▸ **Work required**
Could you retype every line of the data underneath without altering anything?

▸ **Dataset records**

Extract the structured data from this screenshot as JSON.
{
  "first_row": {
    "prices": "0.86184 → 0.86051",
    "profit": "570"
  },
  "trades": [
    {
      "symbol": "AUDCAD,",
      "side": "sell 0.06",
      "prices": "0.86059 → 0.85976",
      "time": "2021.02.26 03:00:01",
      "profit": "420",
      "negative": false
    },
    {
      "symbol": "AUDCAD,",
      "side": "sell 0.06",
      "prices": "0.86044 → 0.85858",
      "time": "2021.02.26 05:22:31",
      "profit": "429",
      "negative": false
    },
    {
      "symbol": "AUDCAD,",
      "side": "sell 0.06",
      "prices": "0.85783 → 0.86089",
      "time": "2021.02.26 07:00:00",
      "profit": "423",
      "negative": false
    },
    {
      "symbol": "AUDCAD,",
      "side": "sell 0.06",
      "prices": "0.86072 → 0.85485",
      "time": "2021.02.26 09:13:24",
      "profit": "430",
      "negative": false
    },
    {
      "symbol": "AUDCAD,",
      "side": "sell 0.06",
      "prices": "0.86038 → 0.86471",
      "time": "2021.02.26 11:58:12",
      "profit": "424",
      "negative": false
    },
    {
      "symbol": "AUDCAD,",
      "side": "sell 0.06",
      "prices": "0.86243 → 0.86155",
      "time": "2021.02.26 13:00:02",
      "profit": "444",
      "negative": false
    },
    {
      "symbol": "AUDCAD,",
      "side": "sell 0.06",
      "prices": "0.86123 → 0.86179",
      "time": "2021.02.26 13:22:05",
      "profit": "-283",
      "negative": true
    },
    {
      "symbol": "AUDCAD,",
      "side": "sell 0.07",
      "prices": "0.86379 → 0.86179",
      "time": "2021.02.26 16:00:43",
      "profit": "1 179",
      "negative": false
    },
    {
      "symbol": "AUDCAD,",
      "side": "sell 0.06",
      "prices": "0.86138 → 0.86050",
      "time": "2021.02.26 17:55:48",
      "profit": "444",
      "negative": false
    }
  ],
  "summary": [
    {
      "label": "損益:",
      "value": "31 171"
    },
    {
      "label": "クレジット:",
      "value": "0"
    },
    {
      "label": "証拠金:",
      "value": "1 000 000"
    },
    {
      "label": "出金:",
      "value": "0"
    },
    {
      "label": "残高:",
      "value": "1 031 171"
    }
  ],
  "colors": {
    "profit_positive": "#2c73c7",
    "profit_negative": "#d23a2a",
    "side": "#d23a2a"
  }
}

▸ **Written solution**
Extract the structured data from this screenshot as JSON.
{
  "first_row": {
    "prices": "0.86184 → 0.86051",
    "profit": "570"
  },
  "trades": [
    {
      "symbol": "AUDCAD,",
      "side": "sell 0.06",
      "prices": "0.86059 → 0.85976",
      "time": "2021.02.26 03:00:01",
      "profit": "420",
      "negative": false
    },
    {
      "symbol": "AUDCAD,",
      "side": "sell 0.06",
      "prices": "0.86044 → 0.85858",
      "time": "2021.02.26 05:22:31",
      "profit": "429",
      "negative": false
    },
    {
      "symbol": "AUDCAD,",
      "side": "sell 0.06",
      "prices": "0.85783 → 0.86089",
      "time": "2021.02.26 07:00:00",
      "profit": "423",
      "negative": false
    },
    {
      "symbol": "AUDCAD,",
      "side": "sell 0.06",
      "prices": "0.86072 → 0.85485",
      "time": "2021.02.26 09:13:24",
      "profit": "430",
      "negative": false
    },
    {
      "symbol": "AUDCAD,",
      "side": "sell 0.06",
      "prices": "0.86038 → 0.86471",
      "time": "2021.02.26 11:58:12",
      "profit": "424",
      "negative": false
    },
    {
      "symbol": "AUDCAD,",
      "side": "sell 0.06",
      "prices": "0.86243 → 0.86155",
      "time": "2021.02.26 13:00:02",
      "profit": "444",
      "negative": false
    },
    {
      "symbol": "AUDCAD,",
      "side": "sell 0.06",
      "prices": "0.86123 → 0.86179",
      "time": "2021.02.26 13:22:05",
      "profit": "-283",
      "negative": true
    },
    {
      "symbol": "AUDCAD,",
      "side": "sell 0.07",
      "prices": "0.86379 → 0.86179",
      "time": "2021.02.26 16:00:43",
      "profit": "1 179",
      "negative": false
    },
    {
      "symbol": "AUDCAD,",
      "side": "sell 0.06",
      "prices": "0.86138 → 0.86050",
      "time": "2021.02.26 17:55:48",
      "profit": "444",
      "negative": false
    }
  ],
  "summary": [
    {
      "label": "損益:",
      "value": "31 171"
    },
    {
      "label": "クレジット:",
      "value": "0"
    },
    {
      "label": "証拠金:",
      "value": "1 000 000"
    },
    {
      "label": "出金:",
      "value": "0"
    },
    {
      "label": "残高:",
      "value": "1 031 171"
    }
  ],
  "colors": {
    "profit_positive": "#2c73c7",
    "profit_negative": "#d23a2a",
    "side": "#d23a2a"
  }
}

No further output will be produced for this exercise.